J. J. Abrams, Now In Charge of All ‘Star’-Related Films
Didn’t see this coming: “J. J. Abrams is set to direct ‘Episode VII.’ Sources have confirmed the ‘Star Trek Into Darkness’ filmmaker will helm the next ‘Star Wars’ movie, the highly anticipated installment in the landmark franchise scheduled to reach theaters in 2015. ’Star Wars: Episode VII’ will be written by Michael Arndt, the Oscar-winning screenwriter of ‘Little Miss Sunshine’ and ‘Toy Story 3.’”
So, what can we expect, knowing what we know of J. J. Abrams’s career?
He perhaps first made it big with the television series “Alias”, which starred the delightful Jennifer Garner in a series of ever-more revealing outfits, infiltrating the operations of rogue spy agencies that were always working out of offices above nightclubs or in embassies that looked like mansions.
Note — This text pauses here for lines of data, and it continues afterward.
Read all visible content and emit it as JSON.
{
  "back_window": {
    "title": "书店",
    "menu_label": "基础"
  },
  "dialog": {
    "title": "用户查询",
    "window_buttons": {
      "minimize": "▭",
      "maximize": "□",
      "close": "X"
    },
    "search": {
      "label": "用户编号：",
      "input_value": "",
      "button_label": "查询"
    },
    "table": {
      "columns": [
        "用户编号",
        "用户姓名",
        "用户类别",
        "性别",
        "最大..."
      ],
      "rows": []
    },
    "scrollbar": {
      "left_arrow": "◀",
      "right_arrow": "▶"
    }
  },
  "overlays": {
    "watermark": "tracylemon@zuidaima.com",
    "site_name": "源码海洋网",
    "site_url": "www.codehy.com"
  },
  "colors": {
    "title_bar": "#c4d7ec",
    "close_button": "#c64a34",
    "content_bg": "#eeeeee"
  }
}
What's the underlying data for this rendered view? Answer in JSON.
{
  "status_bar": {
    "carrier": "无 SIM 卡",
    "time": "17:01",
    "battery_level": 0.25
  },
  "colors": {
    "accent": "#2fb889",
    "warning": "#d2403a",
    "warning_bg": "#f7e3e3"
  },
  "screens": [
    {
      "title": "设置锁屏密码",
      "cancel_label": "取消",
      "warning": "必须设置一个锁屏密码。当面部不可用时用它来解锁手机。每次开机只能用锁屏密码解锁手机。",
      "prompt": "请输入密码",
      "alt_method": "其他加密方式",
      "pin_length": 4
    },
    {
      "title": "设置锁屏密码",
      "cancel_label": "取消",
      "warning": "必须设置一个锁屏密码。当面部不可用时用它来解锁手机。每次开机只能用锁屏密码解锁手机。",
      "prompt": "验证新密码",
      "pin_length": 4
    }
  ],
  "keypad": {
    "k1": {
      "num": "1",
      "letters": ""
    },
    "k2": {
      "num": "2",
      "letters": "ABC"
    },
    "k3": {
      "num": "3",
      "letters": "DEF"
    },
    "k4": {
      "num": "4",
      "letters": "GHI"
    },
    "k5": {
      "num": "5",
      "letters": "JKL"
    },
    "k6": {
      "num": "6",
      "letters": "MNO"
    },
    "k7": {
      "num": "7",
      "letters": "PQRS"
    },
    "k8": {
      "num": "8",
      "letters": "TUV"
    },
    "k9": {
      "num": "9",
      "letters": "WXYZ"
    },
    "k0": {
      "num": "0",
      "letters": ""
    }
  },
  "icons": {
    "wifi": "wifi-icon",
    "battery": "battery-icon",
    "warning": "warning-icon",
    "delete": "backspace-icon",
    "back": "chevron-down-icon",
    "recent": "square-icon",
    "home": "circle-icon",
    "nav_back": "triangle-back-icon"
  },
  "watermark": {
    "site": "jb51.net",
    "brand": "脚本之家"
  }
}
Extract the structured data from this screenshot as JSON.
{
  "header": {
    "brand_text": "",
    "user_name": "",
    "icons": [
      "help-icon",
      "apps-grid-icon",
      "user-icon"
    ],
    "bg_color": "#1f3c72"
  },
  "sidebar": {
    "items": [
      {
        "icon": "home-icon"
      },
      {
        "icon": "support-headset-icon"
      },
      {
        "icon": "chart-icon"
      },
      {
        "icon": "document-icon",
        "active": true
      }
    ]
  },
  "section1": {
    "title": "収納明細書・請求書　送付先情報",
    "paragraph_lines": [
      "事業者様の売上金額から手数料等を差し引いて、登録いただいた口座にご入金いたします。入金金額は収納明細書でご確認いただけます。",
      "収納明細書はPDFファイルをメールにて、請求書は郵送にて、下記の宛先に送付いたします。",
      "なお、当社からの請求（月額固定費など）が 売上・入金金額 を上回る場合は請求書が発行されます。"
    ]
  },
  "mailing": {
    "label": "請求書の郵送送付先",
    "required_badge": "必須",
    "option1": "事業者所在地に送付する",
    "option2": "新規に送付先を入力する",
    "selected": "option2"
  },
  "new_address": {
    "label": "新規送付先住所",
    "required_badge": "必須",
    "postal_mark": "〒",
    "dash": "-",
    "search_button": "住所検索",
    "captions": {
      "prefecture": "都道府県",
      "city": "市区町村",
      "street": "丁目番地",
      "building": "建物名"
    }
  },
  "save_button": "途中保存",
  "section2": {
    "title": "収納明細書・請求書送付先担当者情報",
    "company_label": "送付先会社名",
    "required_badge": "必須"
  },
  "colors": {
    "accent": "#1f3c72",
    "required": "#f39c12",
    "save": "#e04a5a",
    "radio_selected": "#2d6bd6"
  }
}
I’d contend Alias had one of the most intriguing concepts that ended up not working at all on screen, the work and artifacts of “Milo Rambaldi,” a Nostradamus–meets–Leonardo da Vinci historical figure who was involved with some sort of mysterious prophecy and discoveries and inventions that were centuries ahead of their time. The whole thing was an attempt to add a bit of Raiders of the Lost Ark–style tomb-raiding to the spy genre, and it should have worked . . . except the whole thing turned into a shaggy dog story, in which our heroes needed to find one artifact in order to find the map which will lead them to the manuscript which will lead them to the tomb which will point the way to the codex which will point the way to the clock, which will lead them to . . . wait, now I’m completely lost, except that I understand the mission is doomed to failure unless Jennifer Garner goes undercover in a blue latex dress.
The great “24” would get into that mode quite a bit:
“Chloe, it’s urgent! We need to find the witness, who can lead us to the mercenary, who knows where to find the data chip, so we can use that to find the on hacker who can decrypt the code, which can descramble the Cyrus recordings, which will reveal the plot for the remaining episodes!”
“Wait, I thought we looking for the mercenary who can decrypt the code in order to find the chip!”
“Dammit, I don’t have time to explain!”
Then Abrams did “Cloverfield,” which asked, “wouldn’t it be awesome to watch a giant monster attack New York City, with all kinds of creepy 9/11-ish echoes, through the eyes of a very shaky hand-held video camera?” And we learned . . . no, it’s not awesome at all. It’s awful. Get me some Dramamine.
Then he did “Lost,” an undisputed hit that I didn’t watch. I understand Jonah and John Podhoretz thought it was an awful con of the audience, with the writers clearly making it up as they went along.
Then he directed the reinvention of “Star Trek,” which a lot of people liked, even if the time-travel plot left some folks grumbling. It was a pretty audacious decision to recast iconic characters, and it worked in almost all of the cases. The easiest way to understand Karl Urban’s performance as Bones is to conclude he was simply possessed by the spirit of DeForest Kelley while filming. The mannerisms are just kind of spooky. Ironically, in his DVD commentary, Abrams said that he approached the Star Trek reboot by asking what Star Wars did well and what the Trek movies should emulate – thus a scene of a young, frustrated Kirk, looking up at the Enterprise and dreaming of a more adventurous life beyond the horizon . . . Of course, some audience members did leave the theater temporarily blinded from all of the lens flares.
So, should one man control the fate of the Star Trek AND Star Wars franchises? Is it too much geek power in one director?